* **What is needed**
What this exercise requires is a verbatim reproduction of the data below.

★ ★ ★ ★ ★

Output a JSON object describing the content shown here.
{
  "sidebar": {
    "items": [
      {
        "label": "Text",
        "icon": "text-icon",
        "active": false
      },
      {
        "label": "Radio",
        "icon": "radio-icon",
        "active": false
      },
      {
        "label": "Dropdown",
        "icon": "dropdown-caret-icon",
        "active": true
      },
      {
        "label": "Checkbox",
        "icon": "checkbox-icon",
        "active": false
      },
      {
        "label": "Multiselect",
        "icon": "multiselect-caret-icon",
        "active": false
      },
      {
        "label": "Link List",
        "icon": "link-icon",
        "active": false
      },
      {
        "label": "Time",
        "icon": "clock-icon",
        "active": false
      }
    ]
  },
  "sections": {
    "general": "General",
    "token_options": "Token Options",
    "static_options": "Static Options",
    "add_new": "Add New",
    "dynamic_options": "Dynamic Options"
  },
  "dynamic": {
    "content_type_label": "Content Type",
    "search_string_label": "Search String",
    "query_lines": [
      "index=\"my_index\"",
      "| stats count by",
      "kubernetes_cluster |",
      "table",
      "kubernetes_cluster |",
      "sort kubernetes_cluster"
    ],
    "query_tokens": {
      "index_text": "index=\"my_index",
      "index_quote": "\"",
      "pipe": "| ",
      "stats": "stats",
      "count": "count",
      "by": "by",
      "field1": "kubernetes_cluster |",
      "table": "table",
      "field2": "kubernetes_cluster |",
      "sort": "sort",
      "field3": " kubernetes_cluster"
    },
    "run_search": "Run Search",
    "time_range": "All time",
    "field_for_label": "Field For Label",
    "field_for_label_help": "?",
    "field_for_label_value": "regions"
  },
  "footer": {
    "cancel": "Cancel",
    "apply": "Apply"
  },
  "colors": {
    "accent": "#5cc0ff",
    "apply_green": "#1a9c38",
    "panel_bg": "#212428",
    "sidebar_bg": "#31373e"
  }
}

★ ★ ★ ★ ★

* **Output of the exercise**
Output a JSON object describing the content shown here.
{
  "sidebar": {
    "items": [
      {
        "label": "Text",
        "icon": "text-icon",
        "active": false
      },
      {
        "label": "Radio",
        "icon": "radio-icon",
        "active": false
      },
      {
        "label": "Dropdown",
        "icon": "dropdown-caret-icon",
        "active": true
      },
      {
        "label": "Checkbox",
        "icon": "checkbox-icon",
        "active": false
      },
      {
        "label": "Multiselect",
        "icon": "multiselect-caret-icon",
        "active": false
      },
      {
        "label": "Link List",
        "icon": "link-icon",
        "active": false
      },
      {
        "label": "Time",
        "icon": "clock-icon",
        "active": false
      }
    ]
  },
  "sections": {
    "general": "General",
    "token_options": "Token Options",
    "static_options": "Static Options",
    "add_new": "Add New",
    "dynamic_options": "Dynamic Options"
  },
  "dynamic": {
    "content_type_label": "Content Type",
    "search_string_label": "Search String",
    "query_lines": [
      "index=\"my_index\"",
      "| stats count by",
      "kubernetes_cluster |",
      "table",
      "kubernetes_cluster |",
      "sort kubernetes_cluster"
    ],
    "query_tokens": {
      "index_text": "index=\"my_index",
      "index_quote": "\"",
      "pipe": "| ",
      "stats": "stats",
      "count": "count",
      "by": "by",
      "field1": "kubernetes_cluster |",
      "table": "table",
      "field2": "kubernetes_cluster |",
      "sort": "sort",
      "field3": " kubernetes_cluster"
    },
    "run_search": "Run Search",
    "time_range": "All time",
    "field_for_label": "Field For Label",
    "field_for_label_help": "?",
    "field_for_label_value": "regions"
  },
  "footer": {
    "cancel": "Cancel",
    "apply": "Apply"
  },
  "colors": {
    "accent": "#5cc0ff",
    "apply_green": "#1a9c38",
    "panel_bg": "#212428",
    "sidebar_bg": "#31373e"
  }
}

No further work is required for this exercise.